Trump is rapidly moving America’s political center in the opposite direction from the direction that Bill Clinton, Barack Obama, and Hillary Clinton, did, which was toward conservatism, away from progressivism: those conservative Democratic Presidents and (now) would-be President, have moved America’s political center considerably toward the right (the international-corporate agenda). A President Trump would reverse the political direction that this country has been heading in ever since 1993.
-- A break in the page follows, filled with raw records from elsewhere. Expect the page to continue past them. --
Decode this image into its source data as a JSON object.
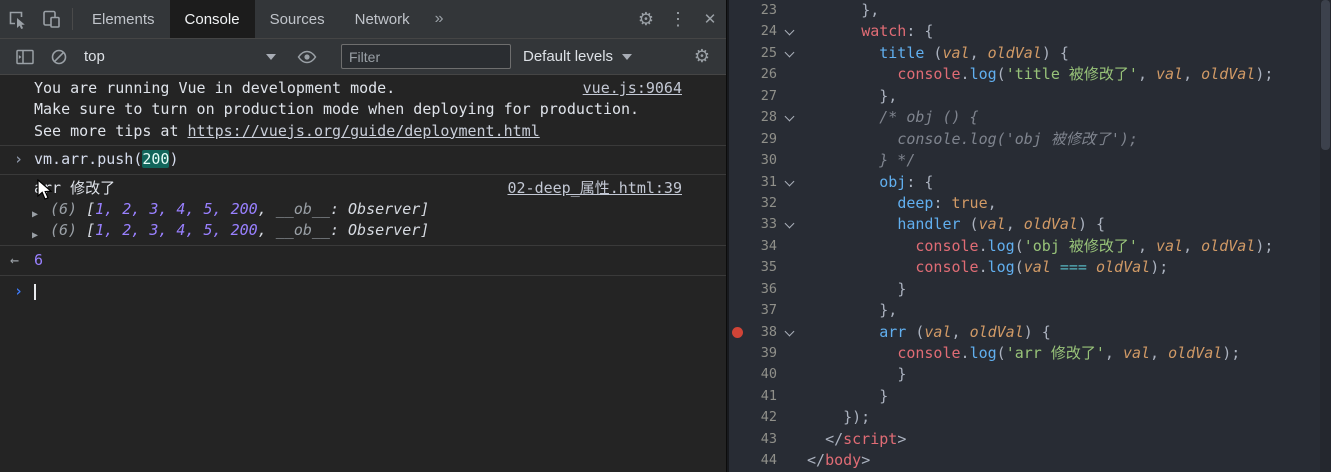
{
  "colors": {
    "toolbar_bg": "#333639",
    "console_bg": "#242424",
    "editor_bg": "#282c34",
    "breakpoint_red": "#d04437",
    "prompt_blue": "#3e7bfa",
    "number_purple": "#9980ff",
    "string_green": "#98c379",
    "func_blue": "#61afef",
    "key_red": "#e06c75",
    "param_orange": "#d19a66",
    "comment_gray": "#7f848e",
    "operator_cyan": "#56b6c2",
    "arg_highlight_teal": "#12655b"
  },
  "devtools": {
    "tabs": [
      "Elements",
      "Console",
      "Sources",
      "Network"
    ],
    "active_tab": "Console",
    "overflow": "»",
    "gear": "⚙",
    "kebab": "⋮",
    "close": "✕"
  },
  "console_toolbar": {
    "context": "top",
    "filter_placeholder": "Filter",
    "levels": "Default levels"
  },
  "console": {
    "vue_message": {
      "line1": "You are running Vue in development mode.",
      "line2": "Make sure to turn on production mode when deploying for production.",
      "line3_prefix": "See more tips at ",
      "line3_link": "https://vuejs.org/guide/deployment.html",
      "source": "vue.js:9064"
    },
    "command": {
      "chevron": "›",
      "prefix": "vm.arr.push(",
      "arg": "200",
      "suffix": ")"
    },
    "log": {
      "text": "arr 修改了",
      "source": "02-deep_属性.html:39",
      "expand_triangle": "▶",
      "array_count": "(6)",
      "array_open": "[",
      "array_numbers": "1, 2, 3, 4, 5, 200",
      "array_sep": ", ",
      "array_key": "__ob__",
      "array_colon": ": ",
      "array_class": "Observer",
      "array_close": "]"
    },
    "result_arrow": "←",
    "result": "6",
    "prompt_chevron": "›"
  },
  "editor": {
    "breakpoint_line": 38,
    "lines": [
      {
        "n": 23,
        "ind": 6,
        "t": [
          [
            "p",
            "},"
          ]
        ]
      },
      {
        "n": 24,
        "ind": 6,
        "fold": true,
        "t": [
          [
            "r",
            "watch"
          ],
          [
            "p",
            ": {"
          ]
        ]
      },
      {
        "n": 25,
        "ind": 8,
        "fold": true,
        "t": [
          [
            "f",
            "title"
          ],
          [
            "p",
            " ("
          ],
          [
            "a",
            "val"
          ],
          [
            "p",
            ", "
          ],
          [
            "a",
            "oldVal"
          ],
          [
            "p",
            ") {"
          ]
        ]
      },
      {
        "n": 26,
        "ind": 10,
        "t": [
          [
            "r",
            "console"
          ],
          [
            "p",
            "."
          ],
          [
            "f",
            "log"
          ],
          [
            "p",
            "("
          ],
          [
            "s",
            "'title 被修改了'"
          ],
          [
            "p",
            ", "
          ],
          [
            "a",
            "val"
          ],
          [
            "p",
            ", "
          ],
          [
            "a",
            "oldVal"
          ],
          [
            "p",
            ");"
          ]
        ]
      },
      {
        "n": 27,
        "ind": 8,
        "t": [
          [
            "p",
            "},"
          ]
        ]
      },
      {
        "n": 28,
        "ind": 8,
        "fold": true,
        "t": [
          [
            "c",
            "/* obj () {"
          ]
        ]
      },
      {
        "n": 29,
        "ind": 10,
        "t": [
          [
            "c",
            "console.log('obj 被修改了');"
          ]
        ]
      },
      {
        "n": 30,
        "ind": 8,
        "t": [
          [
            "c",
            "} */"
          ]
        ]
      },
      {
        "n": 31,
        "ind": 8,
        "fold": true,
        "t": [
          [
            "f",
            "obj"
          ],
          [
            "p",
            ": {"
          ]
        ]
      },
      {
        "n": 32,
        "ind": 10,
        "t": [
          [
            "f",
            "deep"
          ],
          [
            "p",
            ": "
          ],
          [
            "b",
            "true"
          ],
          [
            "p",
            ","
          ]
        ]
      },
      {
        "n": 33,
        "ind": 10,
        "fold": true,
        "t": [
          [
            "f",
            "handler"
          ],
          [
            "p",
            " ("
          ],
          [
            "a",
            "val"
          ],
          [
            "p",
            ", "
          ],
          [
            "a",
            "oldVal"
          ],
          [
            "p",
            ") {"
          ]
        ]
      },
      {
        "n": 34,
        "ind": 12,
        "t": [
          [
            "r",
            "console"
          ],
          [
            "p",
            "."
          ],
          [
            "f",
            "log"
          ],
          [
            "p",
            "("
          ],
          [
            "s",
            "'obj 被修改了'"
          ],
          [
            "p",
            ", "
          ],
          [
            "a",
            "val"
          ],
          [
            "p",
            ", "
          ],
          [
            "a",
            "oldVal"
          ],
          [
            "p",
            ");"
          ]
        ]
      },
      {
        "n": 35,
        "ind": 12,
        "t": [
          [
            "r",
            "console"
          ],
          [
            "p",
            "."
          ],
          [
            "f",
            "log"
          ],
          [
            "p",
            "("
          ],
          [
            "a",
            "val"
          ],
          [
            "p",
            " "
          ],
          [
            "o",
            "==="
          ],
          [
            "p",
            " "
          ],
          [
            "a",
            "oldVal"
          ],
          [
            "p",
            ");"
          ]
        ]
      },
      {
        "n": 36,
        "ind": 10,
        "t": [
          [
            "p",
            "}"
          ]
        ]
      },
      {
        "n": 37,
        "ind": 8,
        "t": [
          [
            "p",
            "},"
          ]
        ]
      },
      {
        "n": 38,
        "ind": 8,
        "fold": true,
        "bp": true,
        "t": [
          [
            "f",
            "arr"
          ],
          [
            "p",
            " ("
          ],
          [
            "a",
            "val"
          ],
          [
            "p",
            ", "
          ],
          [
            "a",
            "oldVal"
          ],
          [
            "p",
            ") {"
          ]
        ]
      },
      {
        "n": 39,
        "ind": 10,
        "t": [
          [
            "r",
            "console"
          ],
          [
            "p",
            "."
          ],
          [
            "f",
            "log"
          ],
          [
            "p",
            "("
          ],
          [
            "s",
            "'arr 修改了'"
          ],
          [
            "p",
            ", "
          ],
          [
            "a",
            "val"
          ],
          [
            "p",
            ", "
          ],
          [
            "a",
            "oldVal"
          ],
          [
            "p",
            ");"
          ]
        ]
      },
      {
        "n": 40,
        "ind": 10,
        "t": [
          [
            "p",
            "}"
          ]
        ]
      },
      {
        "n": 41,
        "ind": 8,
        "t": [
          [
            "p",
            "}"
          ]
        ]
      },
      {
        "n": 42,
        "ind": 4,
        "t": [
          [
            "p",
            "});"
          ]
        ]
      },
      {
        "n": 43,
        "ind": 2,
        "t": [
          [
            "p",
            "</"
          ],
          [
            "t2",
            "script"
          ],
          [
            "p",
            ">"
          ]
        ]
      },
      {
        "n": 44,
        "ind": 0,
        "t": [
          [
            "p",
            "</"
          ],
          [
            "t2",
            "body"
          ],
          [
            "p",
            ">"
          ]
        ]
      }
    ]
  }
}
If we progressives don’t help Trump to do that, we shall be throwing away the only such opportunity that the U.S. oligarchy (slipped-up and) allowed us to have. A President Hillary Clinton would have the support of almost all congressional Democrats no matter how right-wing her proposals are, and her big-money financial backers will buy enough congressional Republicans to make her the most effective most conservative Democratic President in decades if not centuries. The prospect is chilling.


Investigative historian Eric Zuesse is the author, most recently, of  They’re Not Even Close: The Democratic vs. Republican Economic Records, 1910-2010, and of  CHRIST’S VENTRILOQUISTS: The Event that Created Christianity.